'''

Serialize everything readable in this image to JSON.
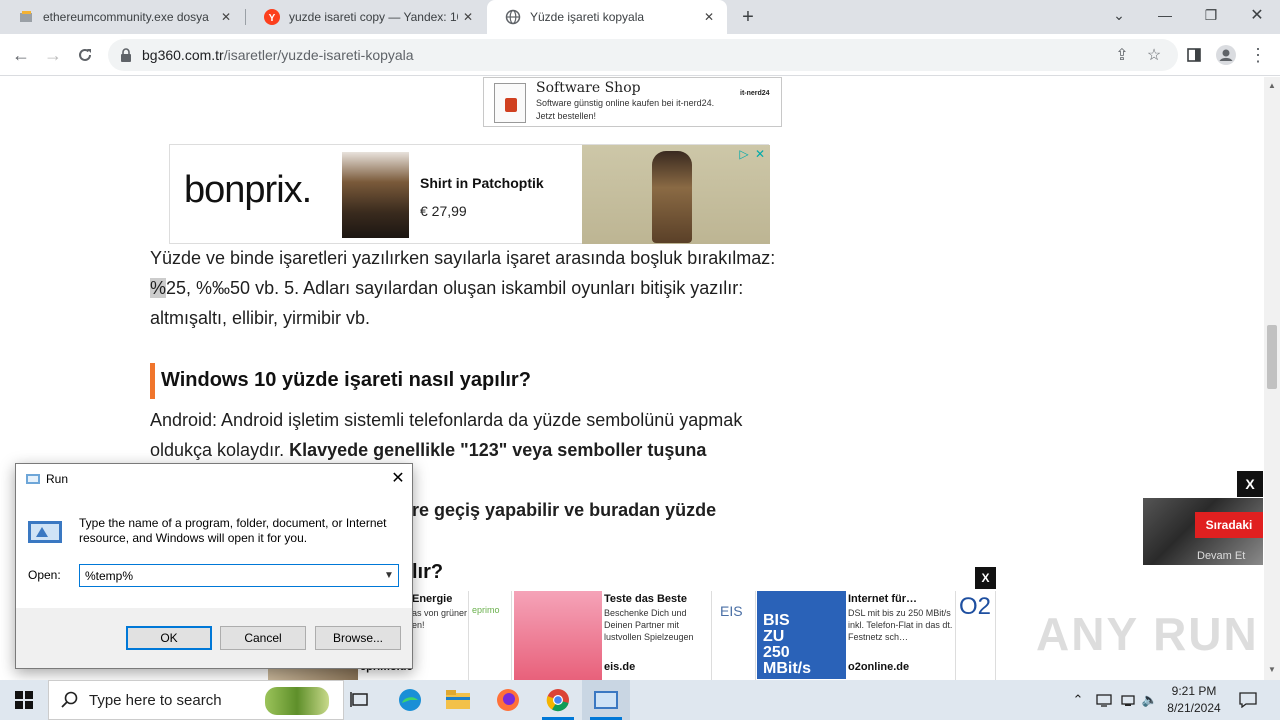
{
  "browser": {
    "tabs": [
      {
        "title": "ethereumcommunity.exe dosya",
        "active": false
      },
      {
        "title": "yuzde isareti copy — Yandex: 10",
        "active": false
      },
      {
        "title": "Yüzde işareti kopyala",
        "active": true
      }
    ],
    "url_host": "bg360.com.tr",
    "url_path": "/isaretler/yuzde-isareti-kopyala"
  },
  "page": {
    "ad_top": {
      "title": "Software Shop",
      "text": "Software günstig online kaufen bei it-nerd24. Jetzt bestellen!",
      "logo": "it-nerd24"
    },
    "ad_bonprix": {
      "brand": "bonprix.",
      "product": "Shirt in Patchoptik",
      "price": "€ 27,99"
    },
    "paragraph1_highlight": "%",
    "paragraph1": "25, %‰50 vb. 5. Adları sayılardan oluşan iskambil oyunları bitişik yazılır: altmışaltı, ellibir, yirmibir vb.",
    "paragraph1_first": "Yüzde ve binde işaretleri yazılırken sayılarla işaret arasında boşluk bırakılmaz:",
    "heading1": "Windows 10 yüzde işareti nasıl yapılır?",
    "paragraph2_normal": "Android: Android işletim sistemli telefonlarda da yüzde sembolünü yapmak oldukça kolaydır. ",
    "paragraph2_bold": "Klavyede genellikle \"123\" veya semboller tuşuna basarak",
    "paragraph2_line3": "re geçiş yapabilir ve buradan yüzde",
    "heading2_fragment": "lır?",
    "video": {
      "close": "X",
      "next_label": "Sıradaki",
      "more_label": "Devam Et"
    },
    "bottom_ads": {
      "close": "X",
      "ad1_title": "Energie",
      "ad1_text": "as von grüner en!",
      "ad1_domain": "eprimo.de",
      "ad1_logo": "eprimo",
      "ad2_title": "Teste das Beste",
      "ad2_text": "Beschenke Dich und Deinen Partner mit lustvollen Spielzeugen",
      "ad2_domain": "eis.de",
      "ad2_logo": "EIS",
      "ad3_title": "Internet für…",
      "ad3_text": "DSL mit bis zu 250 MBit/s inkl. Telefon-Flat in das dt. Festnetz sch…",
      "ad3_domain": "o2online.de",
      "ad3_logo": "O2",
      "ad3_banner": "BIS ZU 250 MBit/s"
    },
    "watermark": "ANY RUN"
  },
  "run_dialog": {
    "title": "Run",
    "description": "Type the name of a program, folder, document, or Internet resource, and Windows will open it for you.",
    "open_label": "Open:",
    "open_value": "%temp%",
    "ok_label": "OK",
    "cancel_label": "Cancel",
    "browse_label": "Browse..."
  },
  "taskbar": {
    "search_placeholder": "Type here to search",
    "time": "9:21 PM",
    "date": "8/21/2024"
  }
}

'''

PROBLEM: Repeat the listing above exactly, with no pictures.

EXERCISE RESULT:
Serialize everything readable in this image to JSON.
{
  "browser": {
    "tabs": [
      {
        "title": "ethereumcommunity.exe dosya",
        "active": false
      },
      {
        "title": "yuzde isareti copy — Yandex: 10",
        "active": false
      },
      {
        "title": "Yüzde işareti kopyala",
        "active": true
      }
    ],
    "url_host": "bg360.com.tr",
    "url_path": "/isaretler/yuzde-isareti-kopyala"
  },
  "page": {
    "ad_top": {
      "title": "Software Shop",
      "text": "Software günstig online kaufen bei it-nerd24. Jetzt bestellen!",
      "logo": "it-nerd24"
    },
    "ad_bonprix": {
      "brand": "bonprix.",
      "product": "Shirt in Patchoptik",
      "price": "€ 27,99"
    },
    "paragraph1_highlight": "%",
    "paragraph1": "25, %‰50 vb. 5. Adları sayılardan oluşan iskambil oyunları bitişik yazılır: altmışaltı, ellibir, yirmibir vb.",
    "paragraph1_first": "Yüzde ve binde işaretleri yazılırken sayılarla işaret arasında boşluk bırakılmaz:",
    "heading1": "Windows 10 yüzde işareti nasıl yapılır?",
    "paragraph2_normal": "Android: Android işletim sistemli telefonlarda da yüzde sembolünü yapmak oldukça kolaydır. ",
    "paragraph2_bold": "Klavyede genellikle \"123\" veya semboller tuşuna basarak",
    "paragraph2_line3": "re geçiş yapabilir ve buradan yüzde",
    "heading2_fragment": "lır?",
    "video": {
      "close": "X",
      "next_label": "Sıradaki",
      "more_label": "Devam Et"
    },
    "bottom_ads": {
      "close": "X",
      "ad1_title": "Energie",
      "ad1_text": "as von grüner en!",
      "ad1_domain": "eprimo.de",
      "ad1_logo": "eprimo",
      "ad2_title": "Teste das Beste",
      "ad2_text": "Beschenke Dich und Deinen Partner mit lustvollen Spielzeugen",
      "ad2_domain": "eis.de",
      "ad2_logo": "EIS",
      "ad3_title": "Internet für…",
      "ad3_text": "DSL mit bis zu 250 MBit/s inkl. Telefon-Flat in das dt. Festnetz sch…",
      "ad3_domain": "o2online.de",
      "ad3_logo": "O2",
      "ad3_banner": "BIS ZU 250 MBit/s"
    },
    "watermark": "ANY RUN"
  },
  "run_dialog": {
    "title": "Run",
    "description": "Type the name of a program, folder, document, or Internet resource, and Windows will open it for you.",
    "open_label": "Open:",
    "open_value": "%temp%",
    "ok_label": "OK",
    "cancel_label": "Cancel",
    "browse_label": "Browse..."
  },
  "taskbar": {
    "search_placeholder": "Type here to search",
    "time": "9:21 PM",
    "date": "8/21/2024"
  }
}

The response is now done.